Located in Santiponce, the Monasterio de San Isidoro del Campo was founded somewhere near the Roman ruins of Itálica, by Alfonso Pérez de Guzmán and María Coronel Alonso in 1301, where according to tradition San Isidoro de Sevilla had been buried. His remains were discovered and moved to León in 1063.
Since its foundation, the monastery has been under the spiritual and temporary administration of different religious orders. In 1432 the Hieronymites of the Order of Saint Jerome significantly reformed the monastery which is reflected in the concept of monastic life and in the decoration.

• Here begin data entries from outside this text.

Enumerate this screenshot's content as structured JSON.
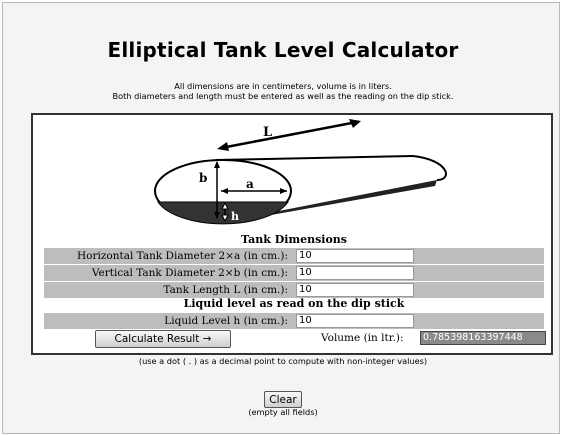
{
  "title": "Elliptical Tank Level Calculator",
  "instructions": {
    "line1": "All dimensions are in centimeters, volume is in liters.",
    "line2": "Both diameters and length must be entered as well as the reading on the dip stick."
  },
  "diagram": {
    "length_label": "L",
    "b_label": "b",
    "a_label": "a",
    "h_label": "h"
  },
  "tank_dimensions": {
    "heading": "Tank Dimensions",
    "horizontal": {
      "label": "Horizontal Tank Diameter 2×a (in cm.):",
      "value": "10"
    },
    "vertical": {
      "label": "Vertical Tank Diameter 2×b (in cm.):",
      "value": "10"
    },
    "length": {
      "label": "Tank Length L (in cm.):",
      "value": "10"
    }
  },
  "liquid": {
    "heading": "Liquid level as read on the dip stick",
    "label": "Liquid Level h (in cm.):",
    "value": "10"
  },
  "calculate_button": "Calculate Result →",
  "volume": {
    "label": "Volume (in ltr.):",
    "value": "0.785398163397448"
  },
  "decimal_note": "(use a dot ( . ) as a decimal point to compute with non-integer values)",
  "clear_button": "Clear",
  "clear_note": "(empty all fields)"
}
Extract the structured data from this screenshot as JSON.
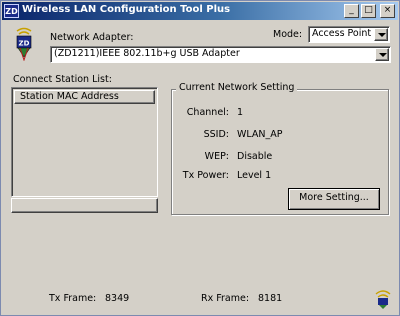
{
  "window": {
    "title": "Wireless LAN Configuration Tool Plus",
    "title_icon_text": "ZD",
    "controls": [
      "_",
      "□",
      "×"
    ]
  },
  "header": {
    "logo_text": "ZD",
    "network_adapter_label": "Network Adapter:",
    "network_adapter_value": "(ZD1211)IEEE 802.11b+g USB Adapter",
    "mode_label": "Mode:",
    "mode_value": "Access Point"
  },
  "station_list": {
    "label": "Connect Station List:",
    "column_header": "Station MAC Address",
    "rows": []
  },
  "network_setting": {
    "title": "Current Network Setting",
    "channel_label": "Channel:",
    "channel_value": "1",
    "ssid_label": "SSID:",
    "ssid_value": "WLAN_AP",
    "wep_label": "WEP:",
    "wep_value": "Disable",
    "tx_power_label": "Tx Power:",
    "tx_power_value": "Level 1",
    "more_button": "More Setting..."
  },
  "status": {
    "tx_frame_label": "Tx Frame:",
    "tx_frame_value": "8349",
    "rx_frame_label": "Rx Frame:",
    "rx_frame_value": "8181",
    "icon": "wireless-status-icon"
  },
  "colors": {
    "titlebar_start": "#0a246a",
    "titlebar_end": "#a6caf0",
    "face": "#d4d0c8"
  }
}
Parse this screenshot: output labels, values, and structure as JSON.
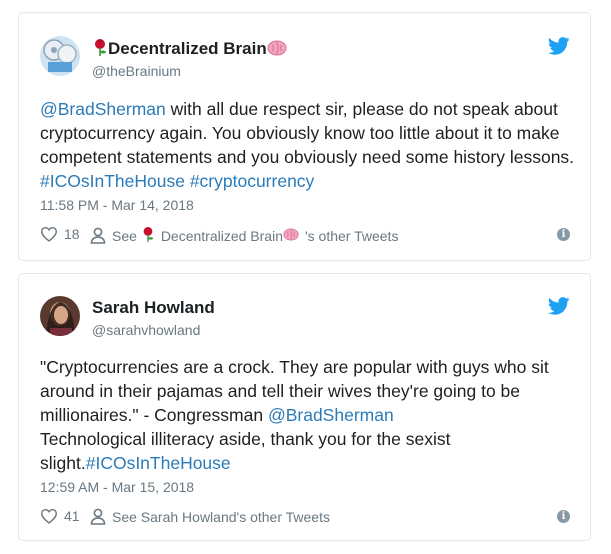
{
  "tweets": [
    {
      "name_prefix_icon": "rose-icon",
      "name": "Decentralized Brain",
      "name_suffix_icon": "brain-icon",
      "handle": "@theBrainium",
      "mention": "@BradSherman",
      "text": " with all due respect sir, please do not speak about cryptocurrency again. You obviously know too little about it to make competent statements and you obviously need some history lessons. ",
      "hashtag1": "#ICOsInTheHouse",
      "hashtag2": "#cryptocurrency",
      "timestamp": "11:58 PM - Mar 14, 2018",
      "likes": "18",
      "see_prefix": "See ",
      "see_name": "Decentralized Brain",
      "see_suffix": "'s other Tweets"
    },
    {
      "name": "Sarah Howland",
      "handle": "@sarahvhowland",
      "text_a": "\"Cryptocurrencies are a crock. They are popular with guys who sit around in their pajamas and tell their wives they're going to be millionaires.\" - Congressman ",
      "mention": "@BradSherman",
      "text_b": "Technological illiteracy aside, thank you for the sexist slight.",
      "hashtag1": "#ICOsInTheHouse",
      "timestamp": "12:59 AM - Mar 15, 2018",
      "likes": "41",
      "see_label": "See Sarah Howland's other Tweets"
    }
  ],
  "colors": {
    "link": "#2b7bb9",
    "twitter_blue": "#1da1f2",
    "muted": "#697882",
    "rose": "#c8102e",
    "brain": "#f28cb1"
  },
  "icons": {
    "bird": "twitter-bird-icon",
    "heart": "heart-icon",
    "person": "person-icon",
    "info": "info-icon"
  }
}
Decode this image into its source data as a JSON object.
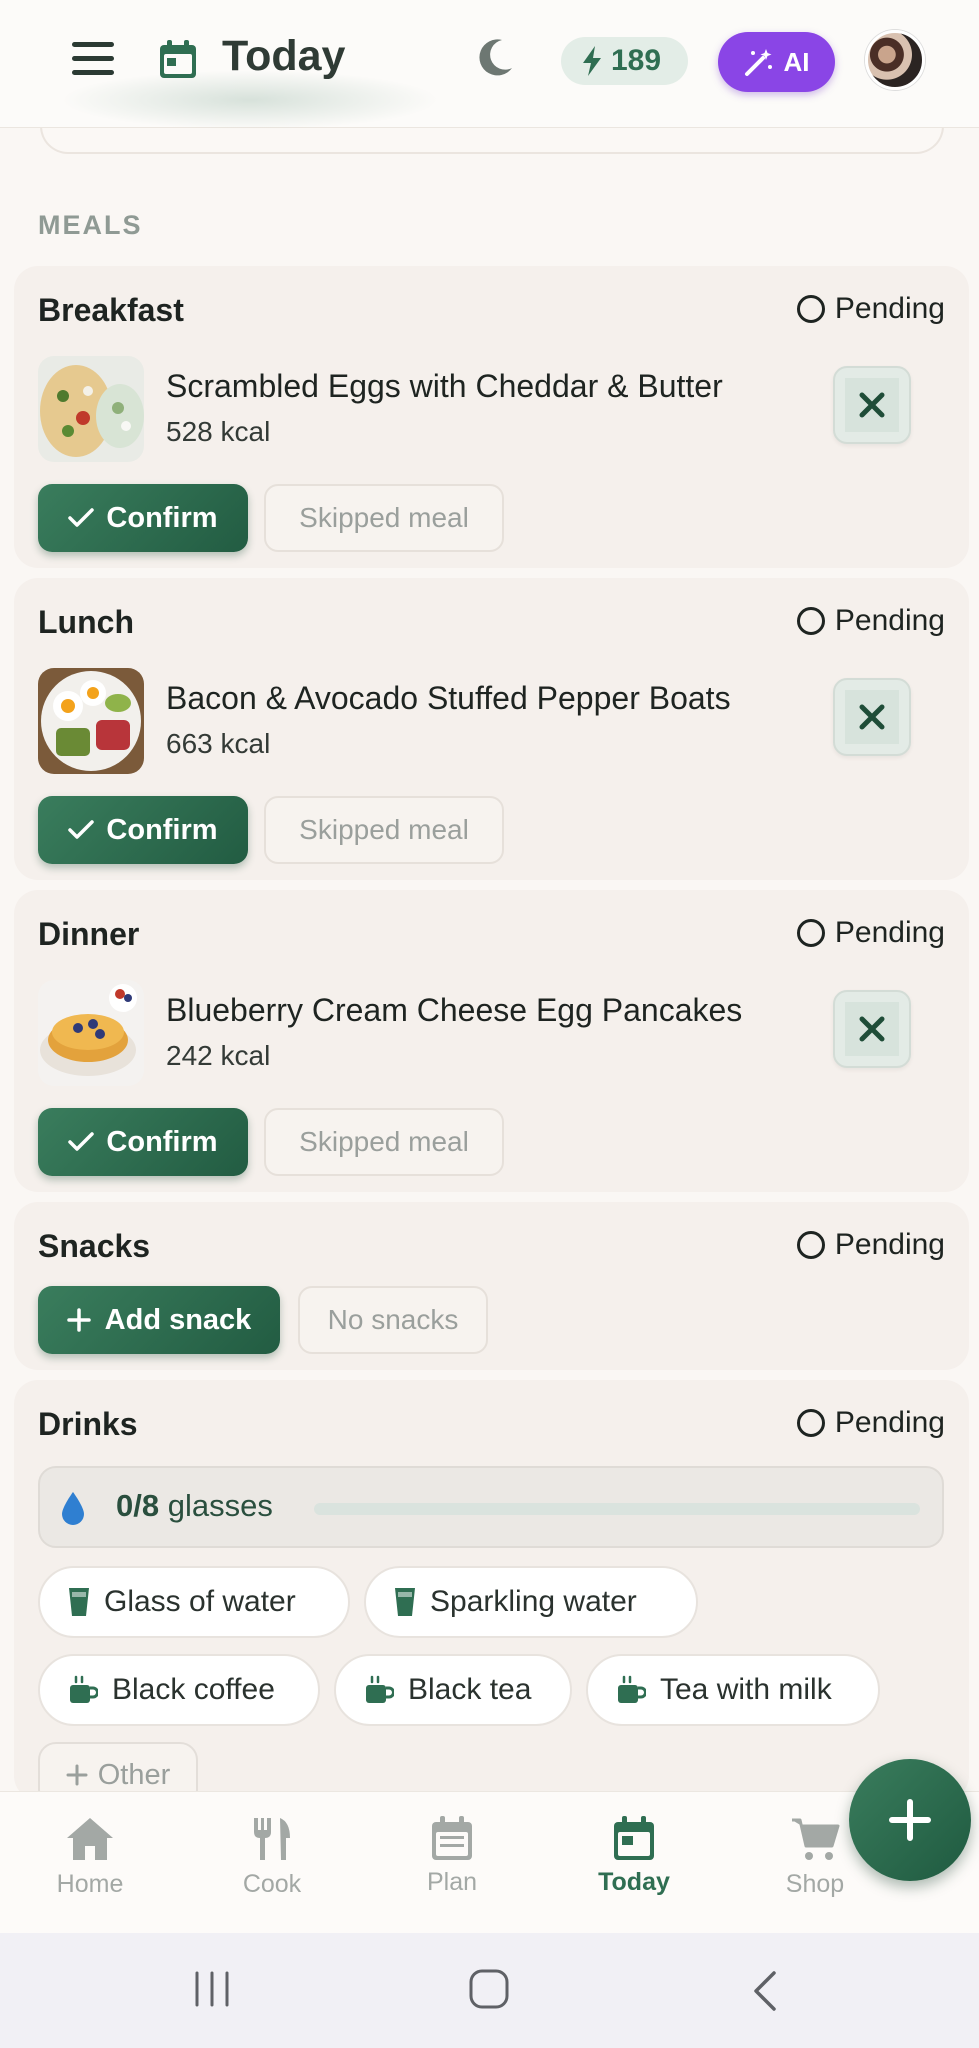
{
  "header": {
    "title": "Today",
    "energy_value": "189",
    "ai_label": "AI"
  },
  "section_label": "MEALS",
  "meals": [
    {
      "title": "Breakfast",
      "status": "Pending",
      "dish": "Scrambled Eggs with Cheddar & Butter",
      "kcal": "528 kcal",
      "confirm": "Confirm",
      "skip": "Skipped meal"
    },
    {
      "title": "Lunch",
      "status": "Pending",
      "dish": "Bacon & Avocado Stuffed Pepper Boats",
      "kcal": "663 kcal",
      "confirm": "Confirm",
      "skip": "Skipped meal"
    },
    {
      "title": "Dinner",
      "status": "Pending",
      "dish": "Blueberry Cream Cheese Egg Pancakes",
      "kcal": "242 kcal",
      "confirm": "Confirm",
      "skip": "Skipped meal"
    }
  ],
  "snacks": {
    "title": "Snacks",
    "status": "Pending",
    "add": "Add snack",
    "none": "No snacks"
  },
  "drinks": {
    "title": "Drinks",
    "status": "Pending",
    "water_count": "0/8",
    "water_unit": "glasses",
    "water_progress": 0,
    "options": [
      "Glass of water",
      "Sparkling water",
      "Black coffee",
      "Black tea",
      "Tea with milk"
    ],
    "other": "Other"
  },
  "nav": [
    {
      "label": "Home",
      "icon": "home-icon"
    },
    {
      "label": "Cook",
      "icon": "fork-knife-icon"
    },
    {
      "label": "Plan",
      "icon": "calendar-icon"
    },
    {
      "label": "Today",
      "icon": "calendar-icon",
      "active": true
    },
    {
      "label": "Shop",
      "icon": "cart-icon"
    }
  ],
  "colors": {
    "primary": "#2f6e52",
    "ai": "#8a45e6",
    "background": "#faf7f4"
  }
}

In this unique fortress-monastery, with a double church, the Gothic style is juxtaposed with clear Languedoc and Mudejar influences, where the Almohad tradition is clearly visible. Unlike Cistercian austerity, the Hieronymite monastery is decorated with murals that make up what is possibly one of the most outstanding ensembles in Spain.
The monastery was extended and became richer over the centuries, eventually having a tower, a belfry, five cloisters and, next to the monastic quarters, the attorney general's quarters, a hostelry and the farming facilities expected of an institution aspiring to self-sufficiency.
During the Baroque, period, this medieval establishment was transformed with altarpieces (the two by Martínez Montañés on public display are worthy of special mention), stalls, new murals and plaster vaults.References:
The Externsteine (Extern stones) is a distinctive sandstone rock formation located in the Teutoburg Forest, near the town of Horn-Bad Meinberg. The formation is a tor consisting of several tall, narrow columns of rock which rise abruptly from the surrounding wooded hills. Archaeological excavations have yielded some Upper Paleolithic stone tools dating to about 10,700 BC from 9,600 BC.
In a popular tradition going back to an idea proposed to Hermann Hamelmann in 1564, the Externsteine are identified as a sacred site of the pagan Saxons, and the location of the Irminsul (sacral pillar-like object in German paganism) idol reportedly destroyed by Charlemagne; there is however no archaeological evidence that would confirm the site's use during the relevant period.
The stones were used as the site of a hermitage in the Middle Ages, and by at least the high medieval period were the site of a Christian chapel. The Externsteine relief is a medieval depiction of the Descent from the Cross. It remains controversial whether the site was already used for Christian worship in the 8th to early 10th centuries.
The Externsteine gained prominence when Völkisch and nationalistic scholars took an interest in the late 19th and early 20th centuries. This interest peaked under the Nazi regime, when the Externsteine became a focus of nazi propaganda. Today, they remain a popular tourist destination and also continue to attract Neo-Pagans and Neo-Nazis.